### [WORK REQUIRED]
Verbatim output required. Print the data in full.

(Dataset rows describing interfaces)
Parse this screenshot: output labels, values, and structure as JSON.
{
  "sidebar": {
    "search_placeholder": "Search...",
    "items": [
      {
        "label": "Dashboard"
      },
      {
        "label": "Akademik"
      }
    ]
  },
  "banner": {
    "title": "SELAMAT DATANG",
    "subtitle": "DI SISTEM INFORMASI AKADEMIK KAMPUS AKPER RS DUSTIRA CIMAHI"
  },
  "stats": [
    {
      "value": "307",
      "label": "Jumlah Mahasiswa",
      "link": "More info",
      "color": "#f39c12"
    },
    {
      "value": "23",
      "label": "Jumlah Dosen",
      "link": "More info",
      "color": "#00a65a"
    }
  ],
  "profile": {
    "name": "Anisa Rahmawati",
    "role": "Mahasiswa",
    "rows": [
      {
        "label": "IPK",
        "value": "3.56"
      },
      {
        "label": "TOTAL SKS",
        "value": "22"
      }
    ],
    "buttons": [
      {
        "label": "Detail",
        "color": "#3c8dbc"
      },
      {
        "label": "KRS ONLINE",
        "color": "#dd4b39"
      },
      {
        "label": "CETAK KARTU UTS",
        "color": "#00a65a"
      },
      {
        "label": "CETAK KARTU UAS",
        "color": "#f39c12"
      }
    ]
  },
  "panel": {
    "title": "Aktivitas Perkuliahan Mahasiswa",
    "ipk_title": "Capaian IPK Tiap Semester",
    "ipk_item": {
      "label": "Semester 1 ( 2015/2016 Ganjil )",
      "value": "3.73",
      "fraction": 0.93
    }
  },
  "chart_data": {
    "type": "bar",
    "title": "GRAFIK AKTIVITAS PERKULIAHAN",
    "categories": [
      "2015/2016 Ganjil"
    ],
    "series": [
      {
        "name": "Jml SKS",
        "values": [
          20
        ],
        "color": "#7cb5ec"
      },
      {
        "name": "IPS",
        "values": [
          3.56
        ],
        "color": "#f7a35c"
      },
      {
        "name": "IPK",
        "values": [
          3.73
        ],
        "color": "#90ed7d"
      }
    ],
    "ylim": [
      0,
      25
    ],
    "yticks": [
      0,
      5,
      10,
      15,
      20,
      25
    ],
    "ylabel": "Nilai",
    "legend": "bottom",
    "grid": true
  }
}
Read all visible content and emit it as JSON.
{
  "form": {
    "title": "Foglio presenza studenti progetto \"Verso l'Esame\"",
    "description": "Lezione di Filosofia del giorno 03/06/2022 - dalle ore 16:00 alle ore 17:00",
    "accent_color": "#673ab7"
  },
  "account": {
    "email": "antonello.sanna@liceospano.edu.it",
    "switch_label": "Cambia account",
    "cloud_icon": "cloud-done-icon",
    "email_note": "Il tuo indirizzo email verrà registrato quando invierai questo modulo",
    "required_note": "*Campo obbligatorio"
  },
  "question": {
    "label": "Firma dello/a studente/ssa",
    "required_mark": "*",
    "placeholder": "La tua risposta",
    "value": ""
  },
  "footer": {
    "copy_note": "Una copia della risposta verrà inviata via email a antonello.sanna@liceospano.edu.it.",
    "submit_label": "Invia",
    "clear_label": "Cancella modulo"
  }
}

### [RESPONSE AREA]
Parse this screenshot: output labels, values, and structure as JSON.
{
  "sidebar": {
    "search_placeholder": "Search...",
    "items": [
      {
        "label": "Dashboard"
      },
      {
        "label": "Akademik"
      }
    ]
  },
  "banner": {
    "title": "SELAMAT DATANG",
    "subtitle": "DI SISTEM INFORMASI AKADEMIK KAMPUS AKPER RS DUSTIRA CIMAHI"
  },
  "stats": [
    {
      "value": "307",
      "label": "Jumlah Mahasiswa",
      "link": "More info",
      "color": "#f39c12"
    },
    {
      "value": "23",
      "label": "Jumlah Dosen",
      "link": "More info",
      "color": "#00a65a"
    }
  ],
  "profile": {
    "name": "Anisa Rahmawati",
    "role": "Mahasiswa",
    "rows": [
      {
        "label": "IPK",
        "value": "3.56"
      },
      {
        "label": "TOTAL SKS",
        "value": "22"
      }
    ],
    "buttons": [
      {
        "label": "Detail",
        "color": "#3c8dbc"
      },
      {
        "label": "KRS ONLINE",
        "color": "#dd4b39"
      },
      {
        "label": "CETAK KARTU UTS",
        "color": "#00a65a"
      },
      {
        "label": "CETAK KARTU UAS",
        "color": "#f39c12"
      }
    ]
  },
  "panel": {
    "title": "Aktivitas Perkuliahan Mahasiswa",
    "ipk_title": "Capaian IPK Tiap Semester",
    "ipk_item": {
      "label": "Semester 1 ( 2015/2016 Ganjil )",
      "value": "3.73",
      "fraction": 0.93
    }
  },
  "chart_data": {
    "type": "bar",
    "title": "GRAFIK AKTIVITAS PERKULIAHAN",
    "categories": [
      "2015/2016 Ganjil"
    ],
    "series": [
      {
        "name": "Jml SKS",
        "values": [
          20
        ],
        "color": "#7cb5ec"
      },
      {
        "name": "IPS",
        "values": [
          3.56
        ],
        "color": "#f7a35c"
      },
      {
        "name": "IPK",
        "values": [
          3.73
        ],
        "color": "#90ed7d"
      }
    ],
    "ylim": [
      0,
      25
    ],
    "yticks": [
      0,
      5,
      10,
      15,
      20,
      25
    ],
    "ylabel": "Nilai",
    "legend": "bottom",
    "grid": true
  }
}
Read all visible content and emit it as JSON.
{
  "form": {
    "title": "Foglio presenza studenti progetto \"Verso l'Esame\"",
    "description": "Lezione di Filosofia del giorno 03/06/2022 - dalle ore 16:00 alle ore 17:00",
    "accent_color": "#673ab7"
  },
  "account": {
    "email": "antonello.sanna@liceospano.edu.it",
    "switch_label": "Cambia account",
    "cloud_icon": "cloud-done-icon",
    "email_note": "Il tuo indirizzo email verrà registrato quando invierai questo modulo",
    "required_note": "*Campo obbligatorio"
  },
  "question": {
    "label": "Firma dello/a studente/ssa",
    "required_mark": "*",
    "placeholder": "La tua risposta",
    "value": ""
  },
  "footer": {
    "copy_note": "Una copia della risposta verrà inviata via email a antonello.sanna@liceospano.edu.it.",
    "submit_label": "Invia",
    "clear_label": "Cancella modulo"
  }
}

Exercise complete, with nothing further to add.